- _Entries shown_:
########################################
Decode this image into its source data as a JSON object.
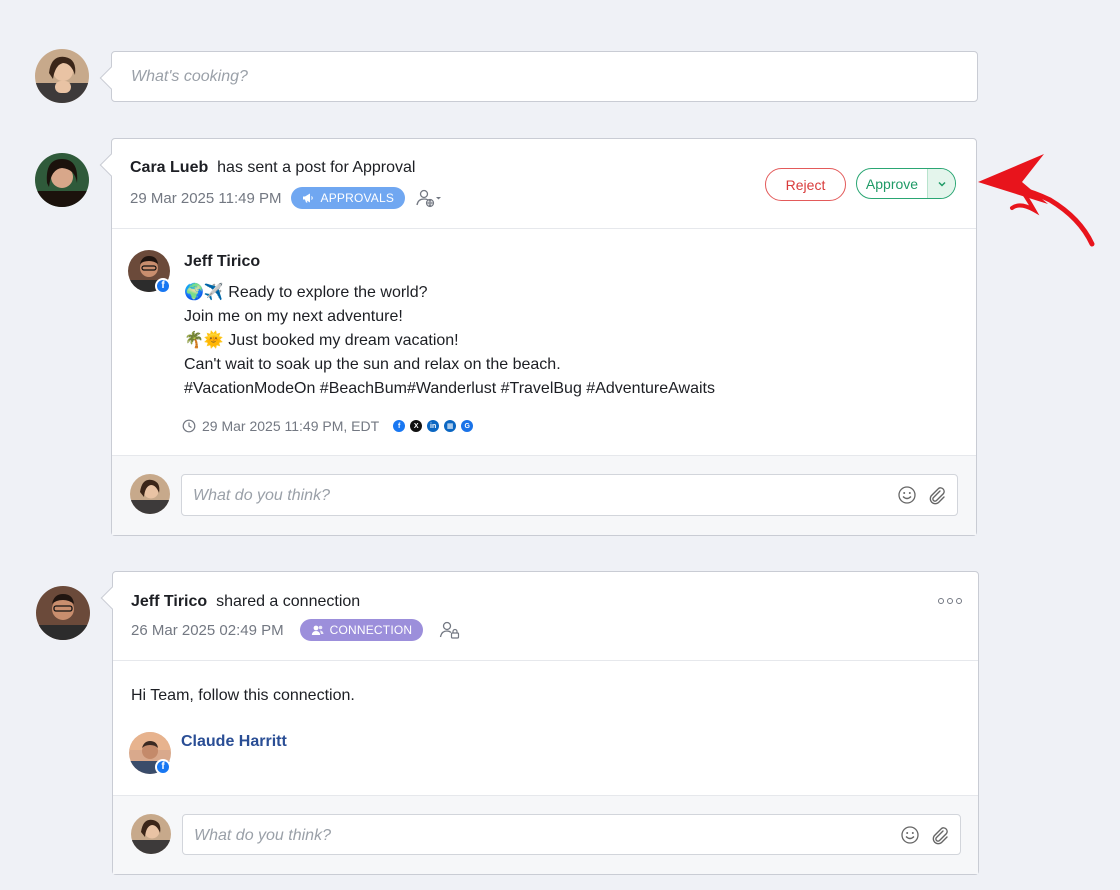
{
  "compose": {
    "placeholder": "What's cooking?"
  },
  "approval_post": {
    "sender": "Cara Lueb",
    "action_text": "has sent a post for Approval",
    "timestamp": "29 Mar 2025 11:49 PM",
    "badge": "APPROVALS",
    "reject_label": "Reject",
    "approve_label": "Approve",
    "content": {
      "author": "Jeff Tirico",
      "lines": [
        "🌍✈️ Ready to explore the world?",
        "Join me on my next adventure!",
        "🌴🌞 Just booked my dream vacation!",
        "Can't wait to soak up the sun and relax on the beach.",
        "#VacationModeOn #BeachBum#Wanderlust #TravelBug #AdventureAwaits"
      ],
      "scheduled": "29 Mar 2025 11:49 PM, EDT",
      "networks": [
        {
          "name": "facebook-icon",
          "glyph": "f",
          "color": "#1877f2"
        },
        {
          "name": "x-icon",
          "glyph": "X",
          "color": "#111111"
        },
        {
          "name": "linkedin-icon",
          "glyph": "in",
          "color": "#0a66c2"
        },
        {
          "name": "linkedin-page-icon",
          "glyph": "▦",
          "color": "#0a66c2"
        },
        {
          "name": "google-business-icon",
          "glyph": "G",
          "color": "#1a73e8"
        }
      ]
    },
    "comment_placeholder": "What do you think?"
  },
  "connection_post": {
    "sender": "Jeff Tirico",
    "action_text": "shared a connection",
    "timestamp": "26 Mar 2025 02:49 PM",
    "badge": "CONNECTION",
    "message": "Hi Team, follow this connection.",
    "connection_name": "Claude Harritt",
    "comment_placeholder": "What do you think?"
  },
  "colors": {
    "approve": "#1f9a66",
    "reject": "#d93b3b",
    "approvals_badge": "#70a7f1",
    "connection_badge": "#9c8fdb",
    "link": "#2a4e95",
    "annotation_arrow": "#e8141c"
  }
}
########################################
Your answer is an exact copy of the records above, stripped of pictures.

- _Answer box_:
Decode this image into its source data as a JSON object.
{
  "compose": {
    "placeholder": "What's cooking?"
  },
  "approval_post": {
    "sender": "Cara Lueb",
    "action_text": "has sent a post for Approval",
    "timestamp": "29 Mar 2025 11:49 PM",
    "badge": "APPROVALS",
    "reject_label": "Reject",
    "approve_label": "Approve",
    "content": {
      "author": "Jeff Tirico",
      "lines": [
        "🌍✈️ Ready to explore the world?",
        "Join me on my next adventure!",
        "🌴🌞 Just booked my dream vacation!",
        "Can't wait to soak up the sun and relax on the beach.",
        "#VacationModeOn #BeachBum#Wanderlust #TravelBug #AdventureAwaits"
      ],
      "scheduled": "29 Mar 2025 11:49 PM, EDT",
      "networks": [
        {
          "name": "facebook-icon",
          "glyph": "f",
          "color": "#1877f2"
        },
        {
          "name": "x-icon",
          "glyph": "X",
          "color": "#111111"
        },
        {
          "name": "linkedin-icon",
          "glyph": "in",
          "color": "#0a66c2"
        },
        {
          "name": "linkedin-page-icon",
          "glyph": "▦",
          "color": "#0a66c2"
        },
        {
          "name": "google-business-icon",
          "glyph": "G",
          "color": "#1a73e8"
        }
      ]
    },
    "comment_placeholder": "What do you think?"
  },
  "connection_post": {
    "sender": "Jeff Tirico",
    "action_text": "shared a connection",
    "timestamp": "26 Mar 2025 02:49 PM",
    "badge": "CONNECTION",
    "message": "Hi Team, follow this connection.",
    "connection_name": "Claude Harritt",
    "comment_placeholder": "What do you think?"
  },
  "colors": {
    "approve": "#1f9a66",
    "reject": "#d93b3b",
    "approvals_badge": "#70a7f1",
    "connection_badge": "#9c8fdb",
    "link": "#2a4e95",
    "annotation_arrow": "#e8141c"
  }
}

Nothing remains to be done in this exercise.